On Friday night, my fellow reporter Sophie Hudson and I slept rough in Spitalfields Market.
No, it wasn’t because times are tough in the journalism business these days. It was a fundraising event held by the charity Action for Brazil’s Children.
We managed to smash our fundraising target of Â£150 each: so far we have raised Â£456.65 between us, and there are promises of more now that we’ve done it.
The challenge was tough enough to warrant the sponsorship. Sleeping on a cardboard box on a concrete floor in the middle of November, even with plenty of layers, is not easy.
The next morning we felt groggy, dishevelled and very conspicuous as we walked towards Liverpool Street station with our sleeping bags and ruffled hair, smelling rather stale.

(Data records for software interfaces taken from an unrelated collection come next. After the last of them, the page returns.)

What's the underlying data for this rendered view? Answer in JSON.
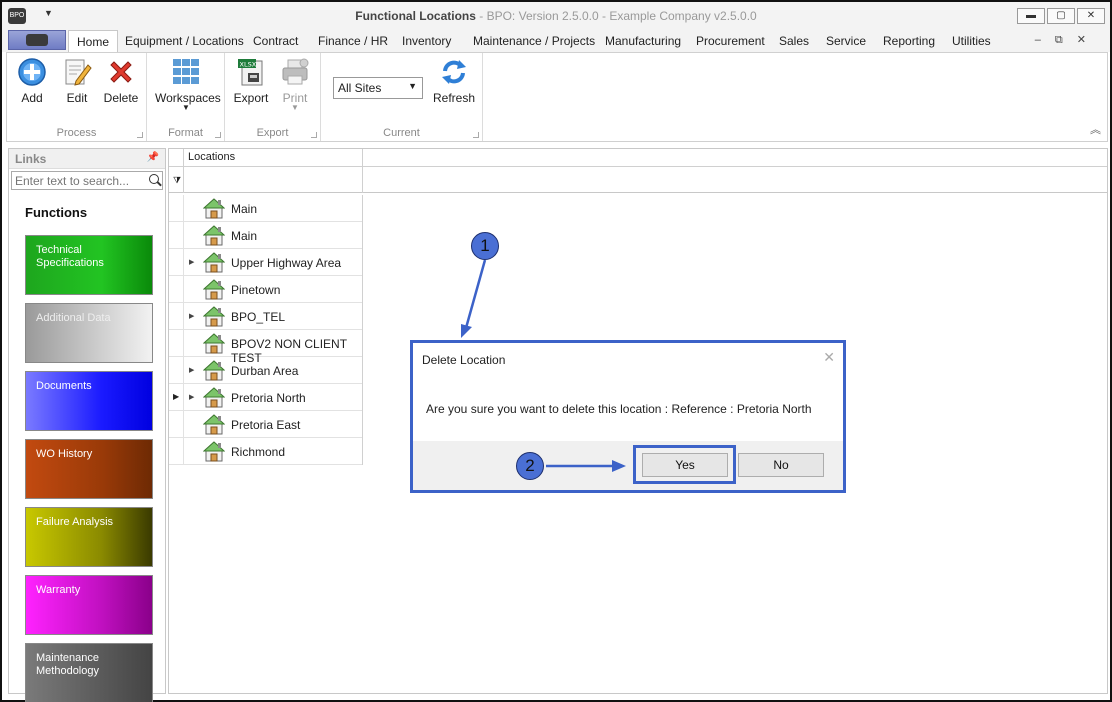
{
  "window": {
    "title_main": "Functional Locations",
    "title_rest": " - BPO: Version 2.5.0.0 - Example Company v2.5.0.0"
  },
  "menu": {
    "tabs": [
      "Home",
      "Equipment / Locations",
      "Contract",
      "Finance / HR",
      "Inventory",
      "Maintenance / Projects",
      "Manufacturing",
      "Procurement",
      "Sales",
      "Service",
      "Reporting",
      "Utilities"
    ]
  },
  "ribbon": {
    "process": {
      "label": "Process",
      "add": "Add",
      "edit": "Edit",
      "delete": "Delete"
    },
    "format": {
      "label": "Format",
      "workspaces": "Workspaces"
    },
    "export": {
      "label": "Export",
      "export": "Export",
      "print": "Print"
    },
    "current": {
      "label": "Current",
      "site": "All Sites",
      "refresh": "Refresh"
    }
  },
  "links": {
    "header": "Links",
    "search_placeholder": "Enter text to search...",
    "functions_title": "Functions",
    "tiles": [
      {
        "label": "Technical Specifications"
      },
      {
        "label": "Additional Data"
      },
      {
        "label": "Documents"
      },
      {
        "label": "WO History"
      },
      {
        "label": "Failure Analysis"
      },
      {
        "label": "Warranty"
      },
      {
        "label": "Maintenance Methodology"
      }
    ]
  },
  "grid": {
    "column": "Locations",
    "rows": [
      {
        "name": "Main",
        "expandable": false,
        "selected": false
      },
      {
        "name": "Main",
        "expandable": false,
        "selected": false
      },
      {
        "name": "Upper Highway Area",
        "expandable": true,
        "selected": false
      },
      {
        "name": "Pinetown",
        "expandable": false,
        "selected": false
      },
      {
        "name": "BPO_TEL",
        "expandable": true,
        "selected": false
      },
      {
        "name": "BPOV2 NON CLIENT TEST",
        "expandable": false,
        "selected": false
      },
      {
        "name": "Durban Area",
        "expandable": true,
        "selected": false
      },
      {
        "name": "Pretoria North",
        "expandable": true,
        "selected": true
      },
      {
        "name": "Pretoria East",
        "expandable": false,
        "selected": false
      },
      {
        "name": "Richmond",
        "expandable": false,
        "selected": false
      }
    ]
  },
  "dialog": {
    "title": "Delete Location",
    "message": "Are you sure you want to delete this location : Reference : Pretoria North",
    "yes": "Yes",
    "no": "No"
  },
  "callouts": {
    "one": "1",
    "two": "2"
  },
  "colors": {
    "highlight": "#3c62c8",
    "callout": "#4a6fd4"
  }
}
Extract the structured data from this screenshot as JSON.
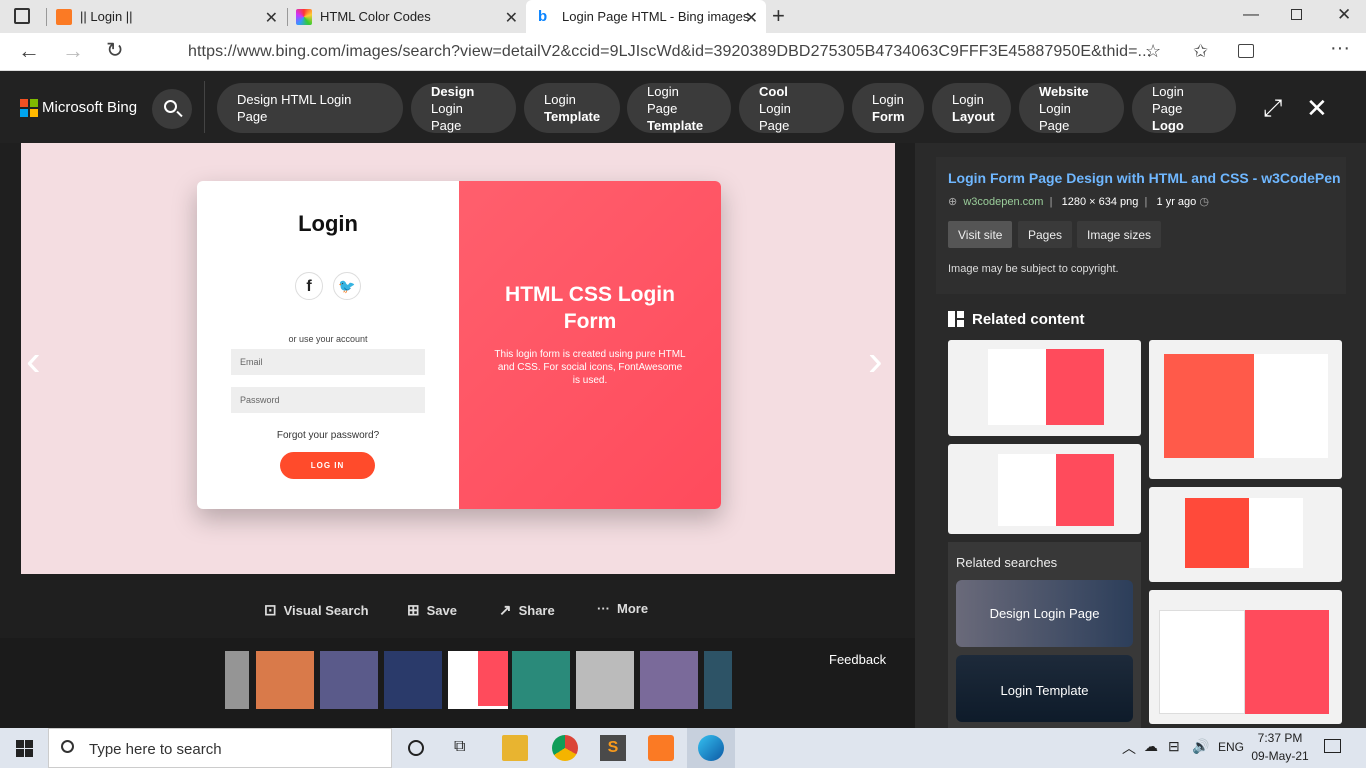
{
  "tabs": [
    {
      "label": "|| Login ||"
    },
    {
      "label": "HTML Color Codes"
    },
    {
      "label": "Login Page HTML - Bing images"
    }
  ],
  "address": {
    "url": "https://www.bing.com/images/search?view=detailV2&ccid=9LJIscWd&id=3920389DBD275305B4734063C9FFF3E45887950E&thid=..."
  },
  "bing": {
    "brand": "Microsoft Bing"
  },
  "chips": [
    {
      "l1": "Design HTML Login Page",
      "l2": ""
    },
    {
      "l1": "Design",
      "l2": "Login Page"
    },
    {
      "l1": "Login",
      "l2": "Template"
    },
    {
      "l1": "Login Page",
      "l2": "Template"
    },
    {
      "l1": "Cool",
      "l2": "Login Page"
    },
    {
      "l1": "Login",
      "l2": "Form"
    },
    {
      "l1": "Login",
      "l2": "Layout"
    },
    {
      "l1": "Website",
      "l2": "Login Page"
    },
    {
      "l1": "Login Page",
      "l2": "Logo"
    }
  ],
  "preview": {
    "title": "Login",
    "or_text": "or use your account",
    "email_placeholder": "Email",
    "password_placeholder": "Password",
    "forgot": "Forgot your password?",
    "login_btn": "LOG IN",
    "right_title": "HTML CSS Login Form",
    "right_desc": "This login form is created using pure HTML and CSS. For social icons, FontAwesome is used."
  },
  "actions": {
    "visual_search": "Visual Search",
    "save": "Save",
    "share": "Share",
    "more": "More"
  },
  "feedback": "Feedback",
  "detail": {
    "title": "Login Form Page Design with HTML and CSS - w3CodePen",
    "site": "w3codepen.com",
    "size": "1280 × 634 png",
    "age": "1 yr ago",
    "visit": "Visit site",
    "pages": "Pages",
    "image_sizes": "Image sizes",
    "copyright": "Image may be subject to copyright."
  },
  "related": {
    "heading": "Related content",
    "searches_heading": "Related searches",
    "searches": [
      "Design Login Page",
      "Login Template"
    ]
  },
  "taskbar": {
    "search_placeholder": "Type here to search",
    "lang": "ENG",
    "time": "7:37 PM",
    "date": "09-May-21"
  },
  "colors": {
    "accent": "#ff4b5c",
    "button": "#ff4b2b",
    "link": "#6fb7ff"
  }
}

We realised how quickly a homeless person could become a social outcast.
But we also realised how much potential there is for charities to raise funds by holding events that have a strong connection to their cause.
About 50 people were willing to sleep rough on Friday night, many of them socially aware, campaigning students looking for a new experience. It’s an exciting market for charities, and one that could probably be tapped into further with more unusual, attention-grabbing events.
But one thing did strike me about the event on Friday: there was little connection between the event and the charity’s cause area. Action for Brazil’s Children funds education projects in Brazil – a worthy cause but one with little connection to sleeping rough in London.
The experience has made me much more likely to give to charity, but I will probably choose a UK-based homelessness charity rather than Action for Brazil’s Children.
It begs the question: Should charities hold exciting fundraising events for their own sake, or should they hold off, in order to avoid saturating the market and to leave the space free for charities to whom the events are more relevant?
PS: Visit our Virgin Money Giving sponsorship page if you do still want to sponsor us.